Scientific name:Cynoscion nebulosus
Common name(s):Speckled Trout or Spotted Weakfish
Season:January–May
Similar species:Grouper, Red Snapper
Common Cooking Methods:

Bake, Blacken, Boil, Deep Fry, Grill, Poach, Raw, Sauté, Sear, Steam

Flavor:

Prized for its delicate meat, the Mississippi Gulf Spotted Sea Trout is one of the most sought-after saltwater fish species. Its mild, sweet flavor makes it a versatile option for a number of cooking preparations.

Fact:

Male Mississippi Gulf Spotted Sea Trout average about 19 inches in length while females average around 25 inches. Both usually weigh about 2–3 lbs. They have a dark gray or green back with silvery-white belly and distinct round spots on their back, fins and tail. They have no scales at all on the soft dorsal fin. They’re most often found in shallow bays and estuaries. 

 

Purchasing

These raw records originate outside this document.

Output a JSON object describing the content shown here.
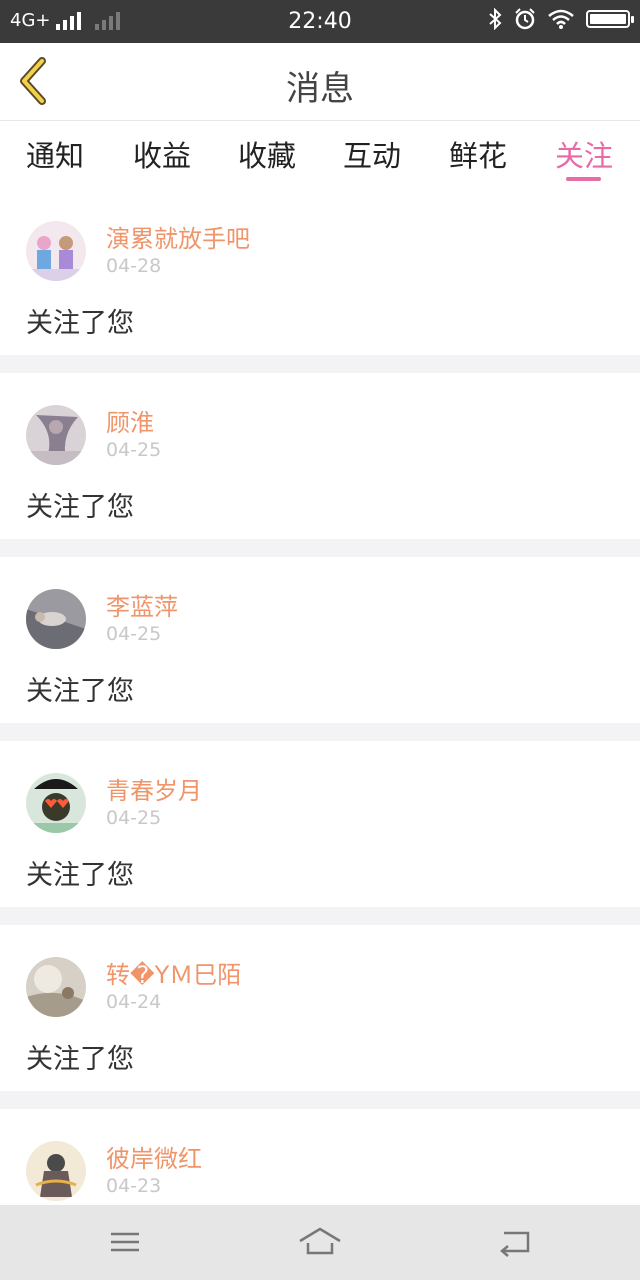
{
  "status_bar": {
    "network": "4G+",
    "time": "22:40"
  },
  "header": {
    "title": "消息"
  },
  "tabs": [
    {
      "label": "通知",
      "active": false
    },
    {
      "label": "收益",
      "active": false
    },
    {
      "label": "收藏",
      "active": false
    },
    {
      "label": "互动",
      "active": false
    },
    {
      "label": "鲜花",
      "active": false
    },
    {
      "label": "关注",
      "active": true
    }
  ],
  "notifications": [
    {
      "name": "演累就放手吧",
      "date": "04-28",
      "message": "关注了您"
    },
    {
      "name": "顾淮",
      "date": "04-25",
      "message": "关注了您"
    },
    {
      "name": "李蓝萍",
      "date": "04-25",
      "message": "关注了您"
    },
    {
      "name": "青春岁月",
      "date": "04-25",
      "message": "关注了您"
    },
    {
      "name": "转�YＭ巳陌",
      "date": "04-24",
      "message": "关注了您"
    },
    {
      "name": "彼岸微红",
      "date": "04-23",
      "message": ""
    }
  ],
  "colors": {
    "accent": "#e86aa8",
    "name": "#f0956a",
    "date": "#c8c8c8",
    "statusbar": "#3a3a3a",
    "navbar": "#e6e6e6"
  }
}
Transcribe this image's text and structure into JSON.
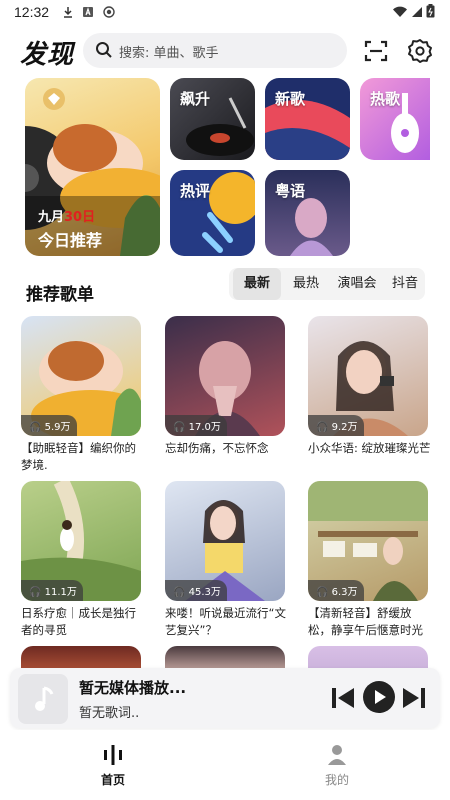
{
  "status_bar": {
    "time": "12:32"
  },
  "header": {
    "title": "发现",
    "search_placeholder": "搜索: 单曲、歌手"
  },
  "banner": {
    "month": "九月",
    "day": "30日",
    "label": "今日推荐"
  },
  "tiles": [
    {
      "label": "飙升"
    },
    {
      "label": "新歌"
    },
    {
      "label": "热歌"
    },
    {
      "label": "热评"
    },
    {
      "label": "粤语"
    }
  ],
  "section": {
    "title": "推荐歌单",
    "tabs": [
      "最新",
      "最热",
      "演唱会",
      "抖音"
    ],
    "active_tab": "最新"
  },
  "playlists": [
    {
      "plays": "5.9万",
      "title": "【助眠轻音】编织你的梦境."
    },
    {
      "plays": "17.0万",
      "title": "忘却伤痛，不忘怀念"
    },
    {
      "plays": "9.2万",
      "title": "小众华语: 绽放璀璨光芒"
    },
    {
      "plays": "11.1万",
      "title": "日系疗愈｜成长是独行者的寻觅"
    },
    {
      "plays": "45.3万",
      "title": "来喽！听说最近流行“文艺复兴”？"
    },
    {
      "plays": "6.3万",
      "title": "【清新轻音】舒缓放松，静享午后惬意时光"
    }
  ],
  "player": {
    "title": "暂无媒体播放...",
    "subtitle": "暂无歌词.."
  },
  "nav": [
    {
      "label": "首页",
      "active": true
    },
    {
      "label": "我的",
      "active": false
    }
  ],
  "colors": {
    "accent": "#e02020",
    "text": "#111111",
    "muted": "#888888"
  }
}
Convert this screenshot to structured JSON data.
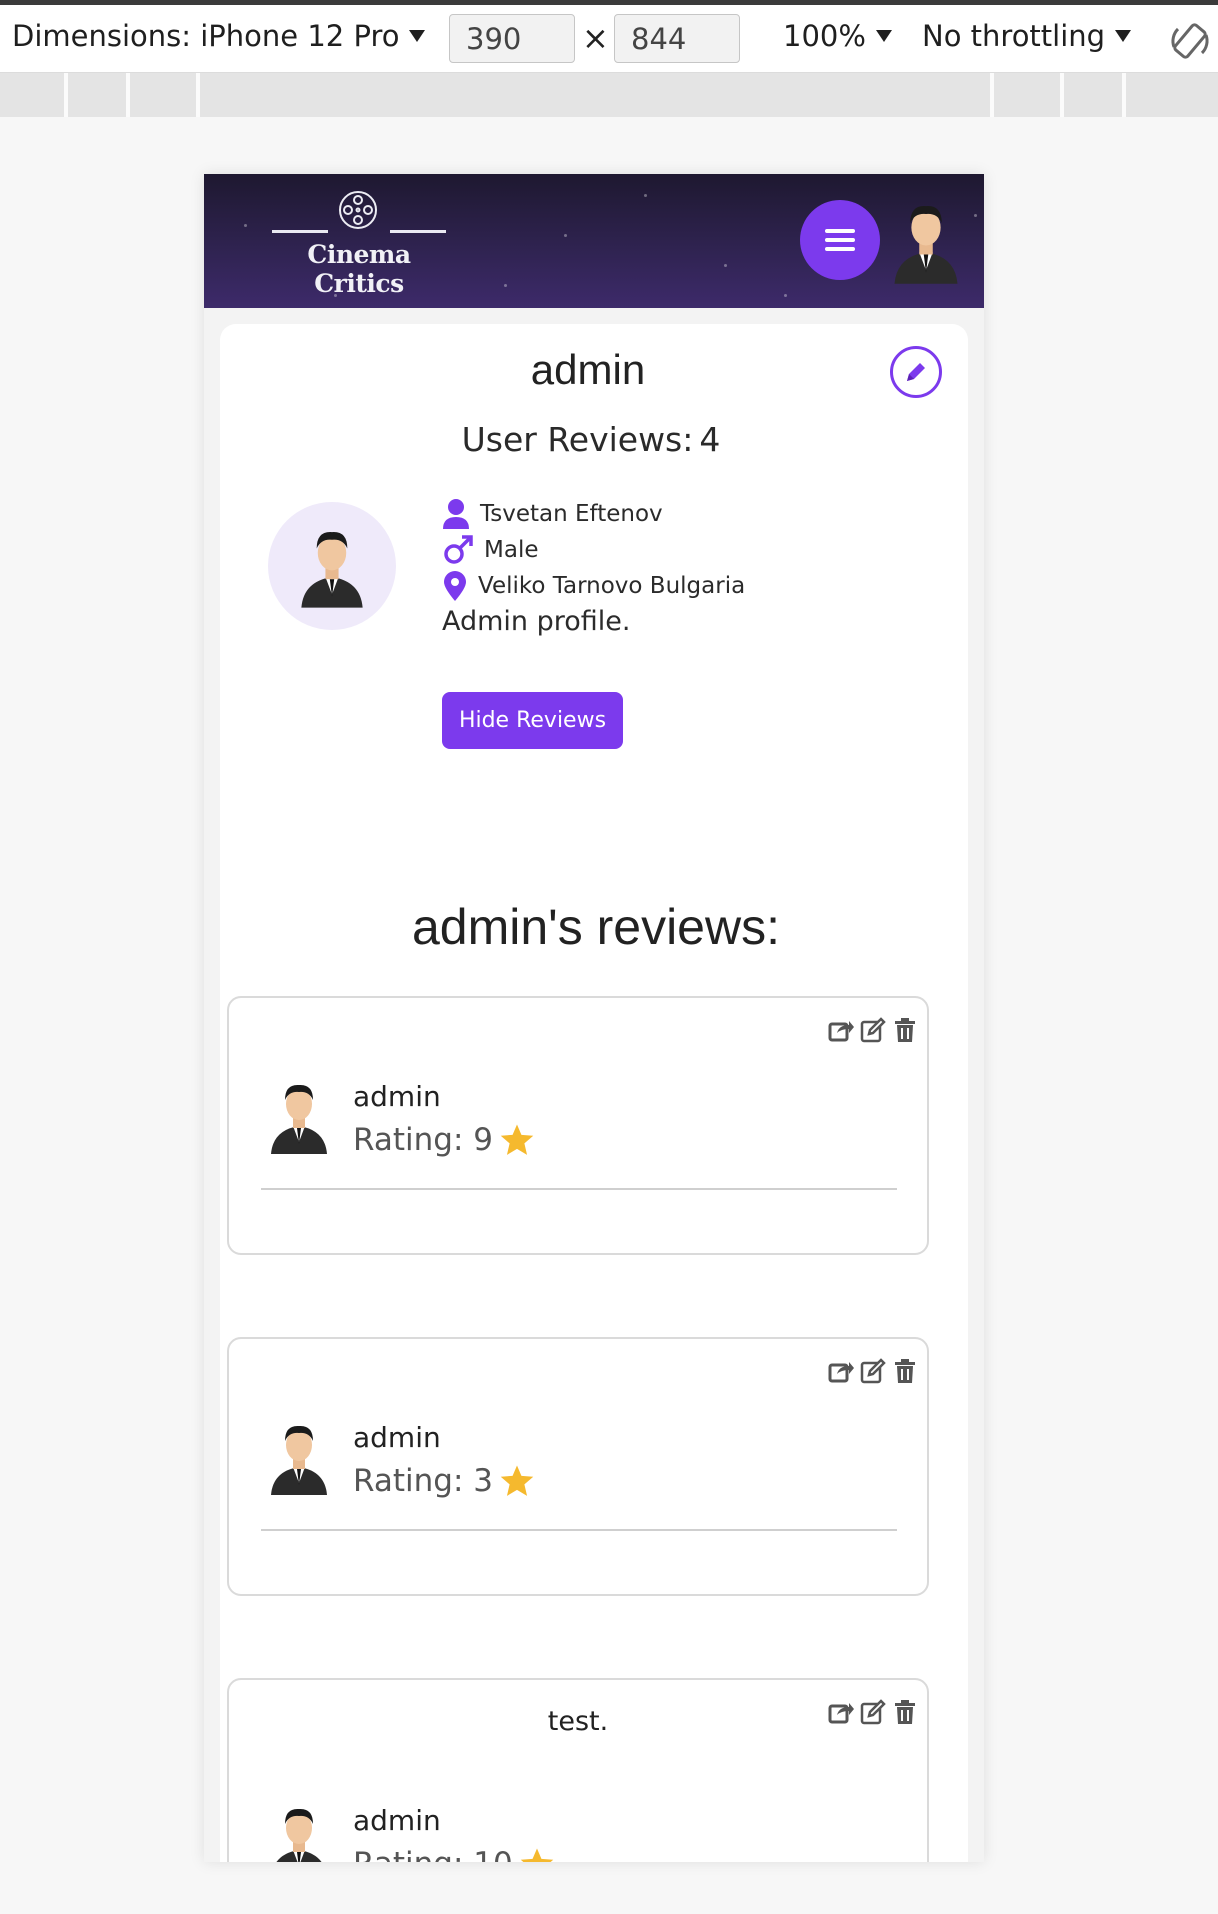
{
  "devtools": {
    "dimensions_label": "Dimensions: iPhone 12 Pro",
    "width_value": "390",
    "times": "×",
    "height_value": "844",
    "zoom": "100%",
    "throttling": "No throttling"
  },
  "header": {
    "logo_text": "Cinema Critics",
    "menu_icon": "hamburger-icon",
    "avatar_icon": "user-avatar-icon"
  },
  "profile": {
    "username": "admin",
    "reviews_label": "User Reviews:",
    "reviews_count": "4",
    "full_name": "Tsvetan Eftenov",
    "gender": "Male",
    "location": "Veliko Tarnovo Bulgaria",
    "bio": "Admin profile.",
    "hide_reviews_label": "Hide Reviews",
    "accent_color": "#7c3aed"
  },
  "reviews_section": {
    "title": "admin's reviews:",
    "reviews": [
      {
        "text": "",
        "author": "admin",
        "rating_label": "Rating:",
        "rating": "9"
      },
      {
        "text": "",
        "author": "admin",
        "rating_label": "Rating:",
        "rating": "3"
      },
      {
        "text": "test.",
        "author": "admin",
        "rating_label": "Rating:",
        "rating": "10"
      }
    ]
  }
}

Fresh: When purchasing finfish, only buy fish that is refrigerated or displayed on a thick bed of fresh ice that is not melting (preferably under some type of cover). Fish should smell fresh and mild.

Frozen: Do not buy frozen seafood if the package is open, torn, or crushed on the edges. Avoid packages with signs of frost or ice crystals.

Storage

Fresh: Fresh raw fish should be kept in the coldest part of your refrigerator. The refrigerator should be set between 34 – 40 degrees Fahrenheit. It’s best to use fresh fish within a day or two of purchase.

Frozen: Fresh raw fish can be frozen for about 3-4 months at 0 degrees Fahrenheit. To thaw, place in refrigerator for one day. Cooked: Cooked fish can be refrigerated for about 3-4 days and frozen for one month.

Preparation and Cooking

When keeping and preparing fresh or thawed seafood, it is important to prevent bacteria from raw seafood from spreading to ready-to-eat food. Wash hands for at least 20 seconds with soap and water before and after handling any raw food. Once cooked, the flesh of finfish should be opaque and can separate easily with a fork.